Not yet, but several research teams have made significant progress. In 2005, a team at Canada’s National Microbiology Laboratory in Winnipeg genetically engineered an unrelated virus to produce a key Marburg protein. Macaques that received a single shot of this virus were immune to Marburg virus administered a month later.

US researchers at the National Institute of Health and in the Army took a similar approach against Ebola, stitching one of its proteins into a weakened cold virus. They say the same could be done with Marburg. Alternatively, a virus-free vaccine – made up of the proteins that coat Marburg’s shell – might work, and one such vaccine has protected guinea pigs from Marburg infection.

So far, however, no vaccines against Marburg virus have been proven effective in humans.

What should people do to protect against Marburg?

Stay out of bat caves in countries known to have Marburg, such as Uganda, says the WHO and the Dutch government.

Human-to-human spread requires close contact with an infected person while they are showing symptoms. Because the most recent victim didn’t show any symptoms while in Africa or on her flight home, only the people she came into contact with after 2 July are at risk. No one else has yet come down with Marburg.

Plague: A Story of Science, Rivalry, and the Scourge That Won’t Go Away by Edward Marriott

Book Cover of Plague by Edward Marriott

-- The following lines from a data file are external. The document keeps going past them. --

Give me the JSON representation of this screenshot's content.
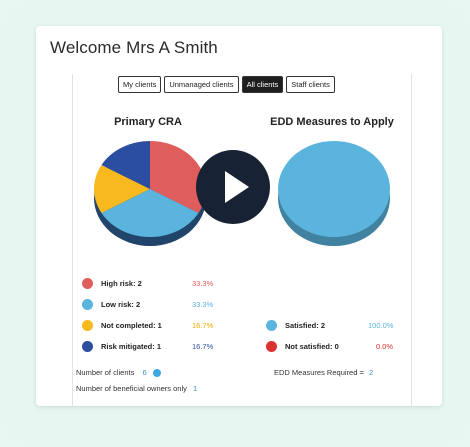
{
  "header": {
    "welcome": "Welcome Mrs A Smith"
  },
  "tabs": [
    {
      "label": "My clients"
    },
    {
      "label": "Unmanaged clients"
    },
    {
      "label": "All clients",
      "active": true
    },
    {
      "label": "Staff clients"
    }
  ],
  "primary_cra": {
    "title": "Primary CRA",
    "legend": [
      {
        "label": "High risk: 2",
        "pct": "33.3%",
        "color": "#e05d5d"
      },
      {
        "label": "Low risk: 2",
        "pct": "33.3%",
        "color": "#5ab4de"
      },
      {
        "label": "Not completed: 1",
        "pct": "16.7%",
        "color": "#f8b91e"
      },
      {
        "label": "Risk mitigated: 1",
        "pct": "16.7%",
        "color": "#2b4ea0"
      }
    ]
  },
  "edd": {
    "title": "EDD Measures to Apply",
    "legend": [
      {
        "label": "Satisfied: 2",
        "pct": "100.0%",
        "color": "#5ab4de"
      },
      {
        "label": "Not satisfied: 0",
        "pct": "0.0%",
        "color": "#d9322f"
      }
    ]
  },
  "footer": {
    "clients_label": "Number of clients",
    "clients_value": "6",
    "beneficial_label": "Number of beneficial owners only",
    "beneficial_value": "1",
    "edd_required_label": "EDD Measures Required =",
    "edd_required_value": "2"
  },
  "chart_data": [
    {
      "type": "pie",
      "title": "Primary CRA",
      "categories": [
        "High risk",
        "Low risk",
        "Not completed",
        "Risk mitigated"
      ],
      "values": [
        2,
        2,
        1,
        1
      ],
      "percentages": [
        33.3,
        33.3,
        16.7,
        16.7
      ]
    },
    {
      "type": "pie",
      "title": "EDD Measures to Apply",
      "categories": [
        "Satisfied",
        "Not satisfied"
      ],
      "values": [
        2,
        0
      ],
      "percentages": [
        100.0,
        0.0
      ]
    }
  ],
  "video": {
    "play_icon": "play-icon"
  }
}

Synopsis:Plague. The very word carries an unholy resonance. No other disease can claim its apocalyptic power: it can lie dormant for centuries, only to resurface with nation-killing force. Here, with the high drama of an adventure tale, Edward Marriott unravels … Continue reading